With a personal gun salute of 9 guns, the ruler of Bashahr was the only Hills "Raja" amongst India's upper class of princely salute states, but was not entitled to the style of His Highness until independence in 1947.[citation needed]


Rulers bore the title of Rana and then Raja.[2][3]


  • ???? : Kehri Singh
  • ???? : Ram Singh
  • ???? - 1803 : Ugar Singh
  • 1803 - 1815 : Nepalese occupation


  • 1816 - 1850 : Mahendra Singh
  • 1850 - 1887 : Shamsher Singh
  • 1887 - 1898 : Raghunath Singh
  • 1898 - 1914 : Shamsher Singh (return to power)
  • 1914 - 1947 : Padam Singh
  • 1947 - 2021 : Virbhadra Singh[4][5]
  • 2021 - till date : Vikramaditya Singh[6][7]

See also[edit]


  1. ^ a b Chisholm, Hugh, ed. (1911). "Bashahr" . Encyclopædia Britannica. Vol. 3 (11th ed.). Cambridge University Press. p. 464.
  2. ^ "Indian Princely States before 1947 A-J". www.worldstatesmen.org. Retrieved 30 August 2019.
  3. ^ "Indian states before 1947 A-J". rulers.org. Retrieved 30 August 2019.
  4. ^ "Virbhadra Singh: Congress stalwart, Himachal's Raja Sahib passes away at 87". Hindustan Times. 9 July 2021. Retrieved 10 July 2021.
  5. ^ "Virbhadra Singh dies: Rampur Bushahr mourns the passing of 'Raja sahab'". The Indian Express. 9 July 2021. Retrieved 10 July 2021.
  6. ^ "Bushashr Royalty: Vikramaditya Singh Crowned As 'Raja Sahib' In Private Ceremony". www.outlookindia.com. Archived from the original on 10 July 2021. Retrieved 10 July 2021.
  7. ^ Service, Tribune News. "Vikramaditya's 'raj tilak' before Raja's cremation". Tribuneindia News Service. Retrieved 10 July 2021.
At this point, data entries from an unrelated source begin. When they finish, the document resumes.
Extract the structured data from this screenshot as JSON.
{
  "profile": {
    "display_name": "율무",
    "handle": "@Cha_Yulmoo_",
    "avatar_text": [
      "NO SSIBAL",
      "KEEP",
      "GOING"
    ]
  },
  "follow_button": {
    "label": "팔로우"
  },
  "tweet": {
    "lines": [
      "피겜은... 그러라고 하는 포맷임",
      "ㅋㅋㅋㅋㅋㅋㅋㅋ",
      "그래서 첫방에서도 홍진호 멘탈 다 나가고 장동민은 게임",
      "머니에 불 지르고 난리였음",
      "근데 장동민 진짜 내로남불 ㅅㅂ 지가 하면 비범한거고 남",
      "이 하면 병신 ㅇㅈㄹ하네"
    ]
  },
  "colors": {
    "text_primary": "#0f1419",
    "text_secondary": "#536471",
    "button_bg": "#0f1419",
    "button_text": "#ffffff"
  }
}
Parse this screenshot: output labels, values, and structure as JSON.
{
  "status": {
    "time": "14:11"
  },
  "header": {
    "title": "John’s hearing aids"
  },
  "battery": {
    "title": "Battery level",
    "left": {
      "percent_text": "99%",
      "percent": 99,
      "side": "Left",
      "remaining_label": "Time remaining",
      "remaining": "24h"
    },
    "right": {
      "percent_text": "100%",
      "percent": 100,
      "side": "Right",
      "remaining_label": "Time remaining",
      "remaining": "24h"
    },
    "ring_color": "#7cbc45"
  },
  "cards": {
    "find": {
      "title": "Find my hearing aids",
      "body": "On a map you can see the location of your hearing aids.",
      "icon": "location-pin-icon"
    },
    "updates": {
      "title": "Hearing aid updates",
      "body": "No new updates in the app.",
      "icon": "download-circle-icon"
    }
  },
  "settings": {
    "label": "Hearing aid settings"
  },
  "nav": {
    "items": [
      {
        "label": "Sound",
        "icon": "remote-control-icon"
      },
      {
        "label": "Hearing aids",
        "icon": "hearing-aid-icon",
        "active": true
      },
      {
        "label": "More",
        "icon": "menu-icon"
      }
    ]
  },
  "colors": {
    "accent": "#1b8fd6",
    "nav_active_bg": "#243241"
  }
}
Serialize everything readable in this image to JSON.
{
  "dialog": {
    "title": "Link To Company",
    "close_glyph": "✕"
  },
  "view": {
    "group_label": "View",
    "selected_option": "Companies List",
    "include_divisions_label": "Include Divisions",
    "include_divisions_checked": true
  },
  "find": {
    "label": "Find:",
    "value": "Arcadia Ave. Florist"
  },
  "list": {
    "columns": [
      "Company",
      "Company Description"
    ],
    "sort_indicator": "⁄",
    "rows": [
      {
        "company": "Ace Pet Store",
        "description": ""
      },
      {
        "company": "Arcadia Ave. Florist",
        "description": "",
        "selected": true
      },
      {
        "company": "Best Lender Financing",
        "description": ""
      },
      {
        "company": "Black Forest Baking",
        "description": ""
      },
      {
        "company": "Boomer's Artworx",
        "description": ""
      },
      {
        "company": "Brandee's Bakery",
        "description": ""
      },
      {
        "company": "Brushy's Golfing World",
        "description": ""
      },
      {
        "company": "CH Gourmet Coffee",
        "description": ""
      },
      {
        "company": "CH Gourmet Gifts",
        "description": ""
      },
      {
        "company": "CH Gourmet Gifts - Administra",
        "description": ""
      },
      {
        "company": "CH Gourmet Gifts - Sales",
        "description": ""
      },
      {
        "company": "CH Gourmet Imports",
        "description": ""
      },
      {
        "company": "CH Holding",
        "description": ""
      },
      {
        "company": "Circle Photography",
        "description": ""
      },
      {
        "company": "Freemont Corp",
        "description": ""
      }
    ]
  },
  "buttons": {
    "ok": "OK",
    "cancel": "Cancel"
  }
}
External links[edit]

Coordinates: 31°31′12″N 77°48′00″E / 31.52000°N 77.80000°E / 31.52000; 77.80000